──────── EXCERPTED DATA

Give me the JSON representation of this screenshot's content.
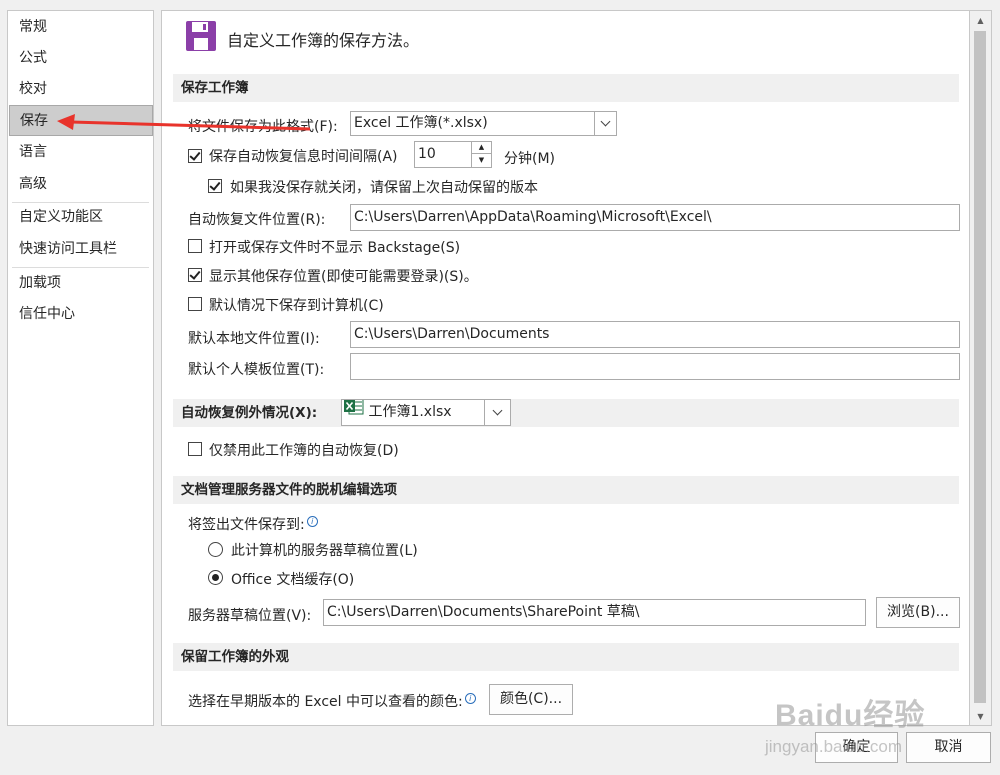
{
  "sidebar": {
    "items": [
      {
        "label": "常规"
      },
      {
        "label": "公式"
      },
      {
        "label": "校对"
      },
      {
        "label": "保存"
      },
      {
        "label": "语言"
      },
      {
        "label": "高级"
      },
      {
        "label": "自定义功能区"
      },
      {
        "label": "快速访问工具栏"
      },
      {
        "label": "加载项"
      },
      {
        "label": "信任中心"
      }
    ],
    "selected": "保存"
  },
  "header": {
    "title": "自定义工作簿的保存方法。",
    "icon": "save-icon",
    "icon_color": "#8b3fa8"
  },
  "save_section": {
    "title": "保存工作簿",
    "format_label": "将文件保存为此格式(F):",
    "format_value": "Excel 工作簿(*.xlsx)",
    "autorecover_label": "保存自动恢复信息时间间隔(A)",
    "autorecover_checked": true,
    "autorecover_minutes": "10",
    "minutes_label": "分钟(M)",
    "keep_last_label": "如果我没保存就关闭，请保留上次自动保留的版本",
    "keep_last_checked": true,
    "autorecover_location_label": "自动恢复文件位置(R):",
    "autorecover_location_value": "C:\\Users\\Darren\\AppData\\Roaming\\Microsoft\\Excel\\",
    "no_backstage_label": "打开或保存文件时不显示 Backstage(S)",
    "no_backstage_checked": false,
    "show_additional_label": "显示其他保存位置(即使可能需要登录)(S)。",
    "show_additional_checked": true,
    "save_to_computer_label": "默认情况下保存到计算机(C)",
    "save_to_computer_checked": false,
    "local_location_label": "默认本地文件位置(I):",
    "local_location_value": "C:\\Users\\Darren\\Documents",
    "template_location_label": "默认个人模板位置(T):",
    "template_location_value": ""
  },
  "exceptions_section": {
    "title": "自动恢复例外情况(X):",
    "workbook_value": "工作簿1.xlsx",
    "disable_label": "仅禁用此工作簿的自动恢复(D)",
    "disable_checked": false
  },
  "offline_section": {
    "title": "文档管理服务器文件的脱机编辑选项",
    "save_checked_out_label": "将签出文件保存到:",
    "server_drafts_radio_label": "此计算机的服务器草稿位置(L)",
    "server_drafts_radio_checked": false,
    "office_cache_radio_label": "Office 文档缓存(O)",
    "office_cache_radio_checked": true,
    "server_drafts_location_label": "服务器草稿位置(V):",
    "server_drafts_location_value": "C:\\Users\\Darren\\Documents\\SharePoint 草稿\\",
    "browse_label": "浏览(B)..."
  },
  "appearance_section": {
    "title": "保留工作簿的外观",
    "colors_label": "选择在早期版本的 Excel 中可以查看的颜色:",
    "colors_button": "颜色(C)..."
  },
  "footer": {
    "ok_label": "确定",
    "cancel_label": "取消"
  },
  "watermark": {
    "brand": "Baidu经验",
    "url": "jingyan.baidu.com"
  },
  "annotation": {
    "arrow_color": "#e8332b"
  }
}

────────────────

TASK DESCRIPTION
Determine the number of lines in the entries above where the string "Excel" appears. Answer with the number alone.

EXERCISE RESPONSE
3